» **Exercise directions**:
Word for word, repeat each record that follows.

━━━━━━

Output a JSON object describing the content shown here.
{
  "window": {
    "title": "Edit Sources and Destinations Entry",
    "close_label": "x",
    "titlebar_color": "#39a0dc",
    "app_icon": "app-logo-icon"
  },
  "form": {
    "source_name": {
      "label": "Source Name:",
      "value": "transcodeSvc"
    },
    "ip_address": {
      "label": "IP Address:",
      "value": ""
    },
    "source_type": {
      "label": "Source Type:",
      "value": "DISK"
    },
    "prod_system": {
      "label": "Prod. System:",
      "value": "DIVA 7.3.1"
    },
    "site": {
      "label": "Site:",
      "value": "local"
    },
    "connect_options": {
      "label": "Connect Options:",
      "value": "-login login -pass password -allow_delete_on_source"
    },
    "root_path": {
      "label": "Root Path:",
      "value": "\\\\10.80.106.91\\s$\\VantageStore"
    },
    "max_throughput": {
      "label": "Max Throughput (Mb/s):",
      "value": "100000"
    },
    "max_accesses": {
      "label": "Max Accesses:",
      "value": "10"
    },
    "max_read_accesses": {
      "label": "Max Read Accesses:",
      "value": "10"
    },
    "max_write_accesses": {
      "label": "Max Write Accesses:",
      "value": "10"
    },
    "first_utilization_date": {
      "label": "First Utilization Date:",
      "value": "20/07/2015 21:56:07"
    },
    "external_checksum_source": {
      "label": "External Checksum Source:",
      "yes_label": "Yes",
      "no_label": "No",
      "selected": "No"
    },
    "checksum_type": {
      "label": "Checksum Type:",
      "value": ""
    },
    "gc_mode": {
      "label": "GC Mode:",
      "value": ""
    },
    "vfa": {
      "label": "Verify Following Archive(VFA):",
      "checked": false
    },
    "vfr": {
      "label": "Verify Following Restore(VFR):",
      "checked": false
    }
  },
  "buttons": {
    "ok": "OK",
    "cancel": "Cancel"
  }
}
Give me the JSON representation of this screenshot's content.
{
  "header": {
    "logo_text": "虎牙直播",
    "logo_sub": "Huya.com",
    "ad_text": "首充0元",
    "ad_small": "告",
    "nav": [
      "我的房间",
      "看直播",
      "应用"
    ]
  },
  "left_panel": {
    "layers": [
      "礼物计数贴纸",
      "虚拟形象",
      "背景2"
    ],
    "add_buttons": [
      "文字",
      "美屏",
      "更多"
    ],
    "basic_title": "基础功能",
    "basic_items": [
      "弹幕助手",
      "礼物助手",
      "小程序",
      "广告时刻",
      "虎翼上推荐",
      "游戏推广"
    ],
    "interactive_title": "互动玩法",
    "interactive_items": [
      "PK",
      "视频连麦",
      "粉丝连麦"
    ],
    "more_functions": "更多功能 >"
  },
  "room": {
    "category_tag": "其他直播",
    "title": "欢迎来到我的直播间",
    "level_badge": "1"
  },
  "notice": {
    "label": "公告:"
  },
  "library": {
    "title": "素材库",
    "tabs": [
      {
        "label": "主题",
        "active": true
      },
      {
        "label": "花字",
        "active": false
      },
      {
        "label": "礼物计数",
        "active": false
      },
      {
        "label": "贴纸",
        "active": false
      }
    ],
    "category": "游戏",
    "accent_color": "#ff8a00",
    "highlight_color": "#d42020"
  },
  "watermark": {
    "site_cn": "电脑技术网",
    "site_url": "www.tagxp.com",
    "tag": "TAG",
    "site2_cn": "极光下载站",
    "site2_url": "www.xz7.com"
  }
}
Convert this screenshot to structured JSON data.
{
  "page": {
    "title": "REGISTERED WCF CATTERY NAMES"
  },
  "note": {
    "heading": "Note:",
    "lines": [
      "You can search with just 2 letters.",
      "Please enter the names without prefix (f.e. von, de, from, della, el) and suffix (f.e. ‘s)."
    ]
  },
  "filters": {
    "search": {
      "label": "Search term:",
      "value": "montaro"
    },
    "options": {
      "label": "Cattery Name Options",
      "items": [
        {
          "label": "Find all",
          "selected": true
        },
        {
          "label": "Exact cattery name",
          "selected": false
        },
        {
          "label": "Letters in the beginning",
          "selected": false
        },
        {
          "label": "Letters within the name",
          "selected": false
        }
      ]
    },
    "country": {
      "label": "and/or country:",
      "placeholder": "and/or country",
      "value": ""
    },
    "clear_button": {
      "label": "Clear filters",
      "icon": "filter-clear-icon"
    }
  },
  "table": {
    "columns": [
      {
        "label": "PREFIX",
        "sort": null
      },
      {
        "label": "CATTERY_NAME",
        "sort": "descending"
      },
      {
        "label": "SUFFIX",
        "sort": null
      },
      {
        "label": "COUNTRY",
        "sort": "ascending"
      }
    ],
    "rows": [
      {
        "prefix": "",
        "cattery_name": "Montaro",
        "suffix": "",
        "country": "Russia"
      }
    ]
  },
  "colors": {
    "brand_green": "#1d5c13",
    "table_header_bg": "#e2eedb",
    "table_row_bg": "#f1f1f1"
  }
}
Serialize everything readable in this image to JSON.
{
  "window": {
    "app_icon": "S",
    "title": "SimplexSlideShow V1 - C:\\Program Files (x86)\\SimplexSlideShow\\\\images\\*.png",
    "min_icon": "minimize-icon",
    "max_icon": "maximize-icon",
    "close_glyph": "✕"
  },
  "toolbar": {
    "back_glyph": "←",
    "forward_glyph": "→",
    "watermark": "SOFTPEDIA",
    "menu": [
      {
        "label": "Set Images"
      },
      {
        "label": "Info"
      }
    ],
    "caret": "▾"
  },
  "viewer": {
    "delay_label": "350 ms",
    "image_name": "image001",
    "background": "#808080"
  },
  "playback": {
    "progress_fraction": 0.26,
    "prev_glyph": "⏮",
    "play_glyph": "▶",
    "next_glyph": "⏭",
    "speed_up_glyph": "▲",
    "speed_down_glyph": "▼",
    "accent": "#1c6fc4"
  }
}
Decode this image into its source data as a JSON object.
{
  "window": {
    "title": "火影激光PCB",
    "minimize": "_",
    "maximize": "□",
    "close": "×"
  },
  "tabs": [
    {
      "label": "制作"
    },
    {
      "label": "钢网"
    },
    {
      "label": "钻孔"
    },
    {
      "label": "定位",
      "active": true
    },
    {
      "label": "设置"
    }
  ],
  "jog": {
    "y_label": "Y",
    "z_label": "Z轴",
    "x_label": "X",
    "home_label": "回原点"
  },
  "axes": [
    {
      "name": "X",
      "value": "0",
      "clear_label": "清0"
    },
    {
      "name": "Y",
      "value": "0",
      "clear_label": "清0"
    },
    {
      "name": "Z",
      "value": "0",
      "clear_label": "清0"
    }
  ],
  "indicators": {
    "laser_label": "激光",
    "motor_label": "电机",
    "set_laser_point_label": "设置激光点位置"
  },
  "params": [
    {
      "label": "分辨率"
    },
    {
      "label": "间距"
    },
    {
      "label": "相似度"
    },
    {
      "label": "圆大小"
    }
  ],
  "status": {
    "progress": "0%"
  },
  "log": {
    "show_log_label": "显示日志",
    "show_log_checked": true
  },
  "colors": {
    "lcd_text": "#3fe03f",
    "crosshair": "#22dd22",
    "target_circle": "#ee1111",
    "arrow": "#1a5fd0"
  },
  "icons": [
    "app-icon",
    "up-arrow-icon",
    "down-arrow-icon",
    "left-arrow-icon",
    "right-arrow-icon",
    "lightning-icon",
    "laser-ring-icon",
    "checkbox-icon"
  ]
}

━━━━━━

» **Exercise solution**:
Output a JSON object describing the content shown here.
{
  "window": {
    "title": "Edit Sources and Destinations Entry",
    "close_label": "x",
    "titlebar_color": "#39a0dc",
    "app_icon": "app-logo-icon"
  },
  "form": {
    "source_name": {
      "label": "Source Name:",
      "value": "transcodeSvc"
    },
    "ip_address": {
      "label": "IP Address:",
      "value": ""
    },
    "source_type": {
      "label": "Source Type:",
      "value": "DISK"
    },
    "prod_system": {
      "label": "Prod. System:",
      "value": "DIVA 7.3.1"
    },
    "site": {
      "label": "Site:",
      "value": "local"
    },
    "connect_options": {
      "label": "Connect Options:",
      "value": "-login login -pass password -allow_delete_on_source"
    },
    "root_path": {
      "label": "Root Path:",
      "value": "\\\\10.80.106.91\\s$\\VantageStore"
    },
    "max_throughput": {
      "label": "Max Throughput (Mb/s):",
      "value": "100000"
    },
    "max_accesses": {
      "label": "Max Accesses:",
      "value": "10"
    },
    "max_read_accesses": {
      "label": "Max Read Accesses:",
      "value": "10"
    },
    "max_write_accesses": {
      "label": "Max Write Accesses:",
      "value": "10"
    },
    "first_utilization_date": {
      "label": "First Utilization Date:",
      "value": "20/07/2015 21:56:07"
    },
    "external_checksum_source": {
      "label": "External Checksum Source:",
      "yes_label": "Yes",
      "no_label": "No",
      "selected": "No"
    },
    "checksum_type": {
      "label": "Checksum Type:",
      "value": ""
    },
    "gc_mode": {
      "label": "GC Mode:",
      "value": ""
    },
    "vfa": {
      "label": "Verify Following Archive(VFA):",
      "checked": false
    },
    "vfr": {
      "label": "Verify Following Restore(VFR):",
      "checked": false
    }
  },
  "buttons": {
    "ok": "OK",
    "cancel": "Cancel"
  }
}
Give me the JSON representation of this screenshot's content.
{
  "header": {
    "logo_text": "虎牙直播",
    "logo_sub": "Huya.com",
    "ad_text": "首充0元",
    "ad_small": "告",
    "nav": [
      "我的房间",
      "看直播",
      "应用"
    ]
  },
  "left_panel": {
    "layers": [
      "礼物计数贴纸",
      "虚拟形象",
      "背景2"
    ],
    "add_buttons": [
      "文字",
      "美屏",
      "更多"
    ],
    "basic_title": "基础功能",
    "basic_items": [
      "弹幕助手",
      "礼物助手",
      "小程序",
      "广告时刻",
      "虎翼上推荐",
      "游戏推广"
    ],
    "interactive_title": "互动玩法",
    "interactive_items": [
      "PK",
      "视频连麦",
      "粉丝连麦"
    ],
    "more_functions": "更多功能 >"
  },
  "room": {
    "category_tag": "其他直播",
    "title": "欢迎来到我的直播间",
    "level_badge": "1"
  },
  "notice": {
    "label": "公告:"
  },
  "library": {
    "title": "素材库",
    "tabs": [
      {
        "label": "主题",
        "active": true
      },
      {
        "label": "花字",
        "active": false
      },
      {
        "label": "礼物计数",
        "active": false
      },
      {
        "label": "贴纸",
        "active": false
      }
    ],
    "category": "游戏",
    "accent_color": "#ff8a00",
    "highlight_color": "#d42020"
  },
  "watermark": {
    "site_cn": "电脑技术网",
    "site_url": "www.tagxp.com",
    "tag": "TAG",
    "site2_cn": "极光下载站",
    "site2_url": "www.xz7.com"
  }
}
Convert this screenshot to structured JSON data.
{
  "page": {
    "title": "REGISTERED WCF CATTERY NAMES"
  },
  "note": {
    "heading": "Note:",
    "lines": [
      "You can search with just 2 letters.",
      "Please enter the names without prefix (f.e. von, de, from, della, el) and suffix (f.e. ‘s)."
    ]
  },
  "filters": {
    "search": {
      "label": "Search term:",
      "value": "montaro"
    },
    "options": {
      "label": "Cattery Name Options",
      "items": [
        {
          "label": "Find all",
          "selected": true
        },
        {
          "label": "Exact cattery name",
          "selected": false
        },
        {
          "label": "Letters in the beginning",
          "selected": false
        },
        {
          "label": "Letters within the name",
          "selected": false
        }
      ]
    },
    "country": {
      "label": "and/or country:",
      "placeholder": "and/or country",
      "value": ""
    },
    "clear_button": {
      "label": "Clear filters",
      "icon": "filter-clear-icon"
    }
  },
  "table": {
    "columns": [
      {
        "label": "PREFIX",
        "sort": null
      },
      {
        "label": "CATTERY_NAME",
        "sort": "descending"
      },
      {
        "label": "SUFFIX",
        "sort": null
      },
      {
        "label": "COUNTRY",
        "sort": "ascending"
      }
    ],
    "rows": [
      {
        "prefix": "",
        "cattery_name": "Montaro",
        "suffix": "",
        "country": "Russia"
      }
    ]
  },
  "colors": {
    "brand_green": "#1d5c13",
    "table_header_bg": "#e2eedb",
    "table_row_bg": "#f1f1f1"
  }
}
Serialize everything readable in this image to JSON.
{
  "window": {
    "app_icon": "S",
    "title": "SimplexSlideShow V1 - C:\\Program Files (x86)\\SimplexSlideShow\\\\images\\*.png",
    "min_icon": "minimize-icon",
    "max_icon": "maximize-icon",
    "close_glyph": "✕"
  },
  "toolbar": {
    "back_glyph": "←",
    "forward_glyph": "→",
    "watermark": "SOFTPEDIA",
    "menu": [
      {
        "label": "Set Images"
      },
      {
        "label": "Info"
      }
    ],
    "caret": "▾"
  },
  "viewer": {
    "delay_label": "350 ms",
    "image_name": "image001",
    "background": "#808080"
  },
  "playback": {
    "progress_fraction": 0.26,
    "prev_glyph": "⏮",
    "play_glyph": "▶",
    "next_glyph": "⏭",
    "speed_up_glyph": "▲",
    "speed_down_glyph": "▼",
    "accent": "#1c6fc4"
  }
}
Decode this image into its source data as a JSON object.
{
  "window": {
    "title": "火影激光PCB",
    "minimize": "_",
    "maximize": "□",
    "close": "×"
  },
  "tabs": [
    {
      "label": "制作"
    },
    {
      "label": "钢网"
    },
    {
      "label": "钻孔"
    },
    {
      "label": "定位",
      "active": true
    },
    {
      "label": "设置"
    }
  ],
  "jog": {
    "y_label": "Y",
    "z_label": "Z轴",
    "x_label": "X",
    "home_label": "回原点"
  },
  "axes": [
    {
      "name": "X",
      "value": "0",
      "clear_label": "清0"
    },
    {
      "name": "Y",
      "value": "0",
      "clear_label": "清0"
    },
    {
      "name": "Z",
      "value": "0",
      "clear_label": "清0"
    }
  ],
  "indicators": {
    "laser_label": "激光",
    "motor_label": "电机",
    "set_laser_point_label": "设置激光点位置"
  },
  "params": [
    {
      "label": "分辨率"
    },
    {
      "label": "间距"
    },
    {
      "label": "相似度"
    },
    {
      "label": "圆大小"
    }
  ],
  "status": {
    "progress": "0%"
  },
  "log": {
    "show_log_label": "显示日志",
    "show_log_checked": true
  },
  "colors": {
    "lcd_text": "#3fe03f",
    "crosshair": "#22dd22",
    "target_circle": "#ee1111",
    "arrow": "#1a5fd0"
  },
  "icons": [
    "app-icon",
    "up-arrow-icon",
    "down-arrow-icon",
    "left-arrow-icon",
    "right-arrow-icon",
    "lightning-icon",
    "laser-ring-icon",
    "checkbox-icon"
  ]
}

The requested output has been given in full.